'Priscilla,' Richard continued,' I am weary travelling ..I long to fulfil my heart's desire and marry a beautiful young woman.'
Priscilla had never heard such an admission from any young man of her acquaintance.
Richard didn't wish to stop now.
'Priscilla, the moment I saw you by the river's edge my lonely heart skipped a beat.'
Taking both of Priscilla's hands in his, he gazed at length into her blue eyes and asked, 'Priscilla, will you do me the honour of being my bride and marrying me?'
Priscilla jumped up and with a large smile on her young girl's face. She replied,' Yes Richard, I will be your bride.'
'Priscilla, I am the happiest man in Elsinay. Can we elope and be happy forever?'
The pair simply ran to the village train station and jumped on board.
Elsinay had never before witnessed such an event as an elopement in its long history.
As word spread the local newspaper 'Elsinay Echo' dispatched a reporter to tell the tale. The young lovers had disappeared. No trace of them was found.
Locals feared for the young couple and what dangers they might encounter from local highwaymen.
Lord Charles grew pale, on hearing the story of his daughter's elopement. He looked around his Manor House and listened to the silence. Alas, his heart stopped within weeks of the elopement. Neighbours carried him to his final resting place in the local churchyard, alongside his beloved wife. Before long blades of grass had begun to grow over his grave.
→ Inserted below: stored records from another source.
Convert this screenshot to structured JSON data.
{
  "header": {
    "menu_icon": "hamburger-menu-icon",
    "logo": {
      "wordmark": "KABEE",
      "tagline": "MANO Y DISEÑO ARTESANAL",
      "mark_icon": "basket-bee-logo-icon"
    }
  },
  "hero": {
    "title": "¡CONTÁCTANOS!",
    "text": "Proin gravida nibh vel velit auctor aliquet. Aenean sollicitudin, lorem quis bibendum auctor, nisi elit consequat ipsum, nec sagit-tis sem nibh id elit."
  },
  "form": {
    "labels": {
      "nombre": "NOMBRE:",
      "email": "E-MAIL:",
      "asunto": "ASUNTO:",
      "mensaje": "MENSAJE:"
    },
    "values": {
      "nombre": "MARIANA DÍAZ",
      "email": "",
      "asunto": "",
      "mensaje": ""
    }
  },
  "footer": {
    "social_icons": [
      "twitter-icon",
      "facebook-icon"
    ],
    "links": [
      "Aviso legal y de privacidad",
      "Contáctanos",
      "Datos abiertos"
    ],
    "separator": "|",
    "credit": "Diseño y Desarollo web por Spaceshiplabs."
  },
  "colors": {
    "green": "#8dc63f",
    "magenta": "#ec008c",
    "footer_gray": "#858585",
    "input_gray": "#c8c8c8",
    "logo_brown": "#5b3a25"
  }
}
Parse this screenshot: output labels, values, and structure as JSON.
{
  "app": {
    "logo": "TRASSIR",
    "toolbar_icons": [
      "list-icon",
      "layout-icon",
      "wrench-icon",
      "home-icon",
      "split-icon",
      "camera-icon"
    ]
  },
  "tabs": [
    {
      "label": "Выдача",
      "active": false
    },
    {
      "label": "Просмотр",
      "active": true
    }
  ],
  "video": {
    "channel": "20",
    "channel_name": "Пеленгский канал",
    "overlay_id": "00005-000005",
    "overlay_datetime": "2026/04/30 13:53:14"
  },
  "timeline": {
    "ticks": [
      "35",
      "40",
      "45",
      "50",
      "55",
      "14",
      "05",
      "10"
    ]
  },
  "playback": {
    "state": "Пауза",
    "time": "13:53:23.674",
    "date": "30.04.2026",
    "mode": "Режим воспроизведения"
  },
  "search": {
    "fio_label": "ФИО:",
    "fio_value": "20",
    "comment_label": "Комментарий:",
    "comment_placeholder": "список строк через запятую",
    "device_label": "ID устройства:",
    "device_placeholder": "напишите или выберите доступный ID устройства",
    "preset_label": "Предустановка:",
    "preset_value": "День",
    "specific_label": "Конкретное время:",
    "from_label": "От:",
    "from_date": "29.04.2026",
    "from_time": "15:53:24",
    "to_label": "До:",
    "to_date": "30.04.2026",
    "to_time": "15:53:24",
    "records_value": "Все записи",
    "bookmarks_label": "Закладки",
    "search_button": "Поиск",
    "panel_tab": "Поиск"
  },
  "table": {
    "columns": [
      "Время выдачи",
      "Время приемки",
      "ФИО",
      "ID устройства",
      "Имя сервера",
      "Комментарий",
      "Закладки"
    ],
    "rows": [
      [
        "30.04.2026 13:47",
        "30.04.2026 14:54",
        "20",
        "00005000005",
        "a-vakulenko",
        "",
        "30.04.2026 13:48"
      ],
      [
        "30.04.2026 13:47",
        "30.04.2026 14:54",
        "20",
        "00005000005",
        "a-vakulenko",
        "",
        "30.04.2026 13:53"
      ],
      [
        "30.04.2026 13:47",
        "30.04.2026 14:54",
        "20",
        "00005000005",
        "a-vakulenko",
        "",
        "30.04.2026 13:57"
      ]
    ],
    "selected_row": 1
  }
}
Eventually, life in Elsinay seemed to return to normal. Locals passing by the Manor stood gazing at the forlorn sight where now only flocks of crows cawed loudly in the trees.
Cobwebs hung on the big oaken entrance door. Paint was chipping off the iron gates. Bats had taken up residence in the stables.
One Summer morning a black Mercedes drove up towards Wood Manor.
Priscilla was the first to get out.
Her blue eyes brimmed with tears.
Her twenty-year-old son Charles took pictures with his tablet.
'Mama, this is a fine property. We can renovate and turn it into a country retreat for rich folk.'
Priscilla and her husband Richard were standing beneath the oak tree listening to the song of the blackbird.
'Priscilla,' he said 'the song of the blackbird led me to your heart many years ago. And now it leads us back to Wood Manor.'
'My heart breaks for dear, deceased Papa.'
'Grandpa would be proud, Mama. You always said he valued his property above all else. Let's build a modern monument to his memory,' Charles proffered.